▸ **Directions**: Go through the listing and write out all of it exactly.

• • •

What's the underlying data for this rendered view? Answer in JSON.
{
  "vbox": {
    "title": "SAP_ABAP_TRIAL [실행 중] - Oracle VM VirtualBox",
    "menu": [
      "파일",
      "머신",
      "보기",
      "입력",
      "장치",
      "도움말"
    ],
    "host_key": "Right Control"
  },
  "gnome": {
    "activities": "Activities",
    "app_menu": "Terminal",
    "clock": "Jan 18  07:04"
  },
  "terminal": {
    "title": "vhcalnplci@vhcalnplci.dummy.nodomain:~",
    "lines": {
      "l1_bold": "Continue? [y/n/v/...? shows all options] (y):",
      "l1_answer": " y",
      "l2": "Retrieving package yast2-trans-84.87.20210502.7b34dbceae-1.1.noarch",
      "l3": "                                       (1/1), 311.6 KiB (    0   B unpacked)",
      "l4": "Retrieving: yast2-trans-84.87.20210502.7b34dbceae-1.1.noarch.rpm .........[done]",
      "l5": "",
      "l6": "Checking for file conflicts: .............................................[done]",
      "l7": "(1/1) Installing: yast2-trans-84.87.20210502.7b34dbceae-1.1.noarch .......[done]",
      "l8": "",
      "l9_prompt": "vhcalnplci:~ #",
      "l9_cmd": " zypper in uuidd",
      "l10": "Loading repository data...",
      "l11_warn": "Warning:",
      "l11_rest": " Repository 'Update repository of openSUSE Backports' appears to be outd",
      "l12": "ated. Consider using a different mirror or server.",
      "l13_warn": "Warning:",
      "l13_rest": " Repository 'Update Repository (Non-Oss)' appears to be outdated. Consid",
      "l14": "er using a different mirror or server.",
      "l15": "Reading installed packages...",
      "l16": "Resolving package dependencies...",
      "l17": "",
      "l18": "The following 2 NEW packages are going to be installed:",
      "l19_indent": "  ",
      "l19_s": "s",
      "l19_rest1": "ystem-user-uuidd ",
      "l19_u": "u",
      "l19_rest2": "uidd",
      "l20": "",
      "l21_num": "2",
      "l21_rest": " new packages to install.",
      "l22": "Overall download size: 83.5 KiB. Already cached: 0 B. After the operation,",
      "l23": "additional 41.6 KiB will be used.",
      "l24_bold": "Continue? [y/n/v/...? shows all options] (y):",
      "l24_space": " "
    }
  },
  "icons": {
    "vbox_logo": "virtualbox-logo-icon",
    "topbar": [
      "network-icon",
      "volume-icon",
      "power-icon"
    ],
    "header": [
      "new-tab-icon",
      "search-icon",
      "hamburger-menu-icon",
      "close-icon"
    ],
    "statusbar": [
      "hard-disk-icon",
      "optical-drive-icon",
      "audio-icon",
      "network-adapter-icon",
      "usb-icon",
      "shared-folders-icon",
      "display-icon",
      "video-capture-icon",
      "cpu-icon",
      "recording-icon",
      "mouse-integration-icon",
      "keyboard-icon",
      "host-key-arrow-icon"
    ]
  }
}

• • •

▸ **Result below**:
What's the underlying data for this rendered view? Answer in JSON.
{
  "vbox": {
    "title": "SAP_ABAP_TRIAL [실행 중] - Oracle VM VirtualBox",
    "menu": [
      "파일",
      "머신",
      "보기",
      "입력",
      "장치",
      "도움말"
    ],
    "host_key": "Right Control"
  },
  "gnome": {
    "activities": "Activities",
    "app_menu": "Terminal",
    "clock": "Jan 18  07:04"
  },
  "terminal": {
    "title": "vhcalnplci@vhcalnplci.dummy.nodomain:~",
    "lines": {
      "l1_bold": "Continue? [y/n/v/...? shows all options] (y):",
      "l1_answer": " y",
      "l2": "Retrieving package yast2-trans-84.87.20210502.7b34dbceae-1.1.noarch",
      "l3": "                                       (1/1), 311.6 KiB (    0   B unpacked)",
      "l4": "Retrieving: yast2-trans-84.87.20210502.7b34dbceae-1.1.noarch.rpm .........[done]",
      "l5": "",
      "l6": "Checking for file conflicts: .............................................[done]",
      "l7": "(1/1) Installing: yast2-trans-84.87.20210502.7b34dbceae-1.1.noarch .......[done]",
      "l8": "",
      "l9_prompt": "vhcalnplci:~ #",
      "l9_cmd": " zypper in uuidd",
      "l10": "Loading repository data...",
      "l11_warn": "Warning:",
      "l11_rest": " Repository 'Update repository of openSUSE Backports' appears to be outd",
      "l12": "ated. Consider using a different mirror or server.",
      "l13_warn": "Warning:",
      "l13_rest": " Repository 'Update Repository (Non-Oss)' appears to be outdated. Consid",
      "l14": "er using a different mirror or server.",
      "l15": "Reading installed packages...",
      "l16": "Resolving package dependencies...",
      "l17": "",
      "l18": "The following 2 NEW packages are going to be installed:",
      "l19_indent": "  ",
      "l19_s": "s",
      "l19_rest1": "ystem-user-uuidd ",
      "l19_u": "u",
      "l19_rest2": "uidd",
      "l20": "",
      "l21_num": "2",
      "l21_rest": " new packages to install.",
      "l22": "Overall download size: 83.5 KiB. Already cached: 0 B. After the operation,",
      "l23": "additional 41.6 KiB will be used.",
      "l24_bold": "Continue? [y/n/v/...? shows all options] (y):",
      "l24_space": " "
    }
  },
  "icons": {
    "vbox_logo": "virtualbox-logo-icon",
    "topbar": [
      "network-icon",
      "volume-icon",
      "power-icon"
    ],
    "header": [
      "new-tab-icon",
      "search-icon",
      "hamburger-menu-icon",
      "close-icon"
    ],
    "statusbar": [
      "hard-disk-icon",
      "optical-drive-icon",
      "audio-icon",
      "network-adapter-icon",
      "usb-icon",
      "shared-folders-icon",
      "display-icon",
      "video-capture-icon",
      "cpu-icon",
      "recording-icon",
      "mouse-integration-icon",
      "keyboard-icon",
      "host-key-arrow-icon"
    ]
  }
}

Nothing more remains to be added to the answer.